[TASK OBJECTIVE]
As the answer, give every line of the records that includes the word "Pixel".

Dataset rows for apps and sites:
____________________

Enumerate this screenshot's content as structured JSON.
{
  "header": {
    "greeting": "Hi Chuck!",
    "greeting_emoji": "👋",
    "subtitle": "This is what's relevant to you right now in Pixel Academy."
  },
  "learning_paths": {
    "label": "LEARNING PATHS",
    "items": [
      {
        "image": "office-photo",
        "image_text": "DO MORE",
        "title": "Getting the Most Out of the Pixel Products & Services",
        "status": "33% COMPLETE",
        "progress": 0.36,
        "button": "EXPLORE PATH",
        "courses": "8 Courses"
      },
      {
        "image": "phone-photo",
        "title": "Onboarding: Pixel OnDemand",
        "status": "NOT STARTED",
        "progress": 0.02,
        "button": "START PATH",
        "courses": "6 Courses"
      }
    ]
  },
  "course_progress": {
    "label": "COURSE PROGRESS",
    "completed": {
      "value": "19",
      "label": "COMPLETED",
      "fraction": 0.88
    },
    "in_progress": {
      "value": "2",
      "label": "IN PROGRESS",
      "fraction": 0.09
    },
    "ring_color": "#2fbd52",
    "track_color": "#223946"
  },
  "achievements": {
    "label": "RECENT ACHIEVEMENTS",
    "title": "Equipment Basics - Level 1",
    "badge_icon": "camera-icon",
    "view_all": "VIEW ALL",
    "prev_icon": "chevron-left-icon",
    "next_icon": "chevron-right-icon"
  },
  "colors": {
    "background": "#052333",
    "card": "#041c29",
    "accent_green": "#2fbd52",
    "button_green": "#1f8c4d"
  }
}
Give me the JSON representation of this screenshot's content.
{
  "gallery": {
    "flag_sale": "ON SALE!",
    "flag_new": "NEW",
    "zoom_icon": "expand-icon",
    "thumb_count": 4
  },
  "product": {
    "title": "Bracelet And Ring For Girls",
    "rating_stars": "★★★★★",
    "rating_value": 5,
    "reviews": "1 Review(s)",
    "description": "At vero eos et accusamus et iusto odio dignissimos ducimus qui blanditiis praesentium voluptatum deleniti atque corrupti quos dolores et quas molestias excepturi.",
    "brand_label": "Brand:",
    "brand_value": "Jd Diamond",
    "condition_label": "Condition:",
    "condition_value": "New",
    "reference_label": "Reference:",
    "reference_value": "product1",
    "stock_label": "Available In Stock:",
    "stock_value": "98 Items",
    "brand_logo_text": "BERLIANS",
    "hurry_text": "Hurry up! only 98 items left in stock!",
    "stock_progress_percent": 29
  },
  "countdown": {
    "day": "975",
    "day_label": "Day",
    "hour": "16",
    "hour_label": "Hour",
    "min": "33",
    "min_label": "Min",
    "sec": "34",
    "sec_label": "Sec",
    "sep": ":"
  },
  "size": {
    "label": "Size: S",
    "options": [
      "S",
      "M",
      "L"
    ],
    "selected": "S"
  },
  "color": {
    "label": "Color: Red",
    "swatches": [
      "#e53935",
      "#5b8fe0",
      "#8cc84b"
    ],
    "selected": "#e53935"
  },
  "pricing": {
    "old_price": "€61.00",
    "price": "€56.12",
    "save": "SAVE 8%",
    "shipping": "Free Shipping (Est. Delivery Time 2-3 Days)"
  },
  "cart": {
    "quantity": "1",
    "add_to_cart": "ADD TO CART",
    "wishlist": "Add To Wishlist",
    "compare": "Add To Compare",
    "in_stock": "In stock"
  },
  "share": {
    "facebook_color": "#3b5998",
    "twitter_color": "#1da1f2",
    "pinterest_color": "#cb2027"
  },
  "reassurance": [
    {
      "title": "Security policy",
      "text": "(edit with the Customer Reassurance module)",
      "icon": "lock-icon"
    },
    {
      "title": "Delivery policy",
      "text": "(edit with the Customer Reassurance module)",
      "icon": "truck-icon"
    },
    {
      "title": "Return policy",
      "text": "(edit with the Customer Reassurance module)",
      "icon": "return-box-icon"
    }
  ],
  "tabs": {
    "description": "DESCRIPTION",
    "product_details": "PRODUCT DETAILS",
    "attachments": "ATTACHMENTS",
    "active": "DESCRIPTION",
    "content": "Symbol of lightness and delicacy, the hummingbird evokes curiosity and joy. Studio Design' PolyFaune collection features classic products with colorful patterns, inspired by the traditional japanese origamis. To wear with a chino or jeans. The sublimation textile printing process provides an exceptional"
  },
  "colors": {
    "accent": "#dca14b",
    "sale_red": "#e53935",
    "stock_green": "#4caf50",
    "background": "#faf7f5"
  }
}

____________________

[RESPONSE BOX]
    "subtitle": "This is what's relevant to you right now in Pixel Academy."
        "title": "Getting the Most Out of the Pixel Products & Services",
        "title": "Onboarding: Pixel OnDemand",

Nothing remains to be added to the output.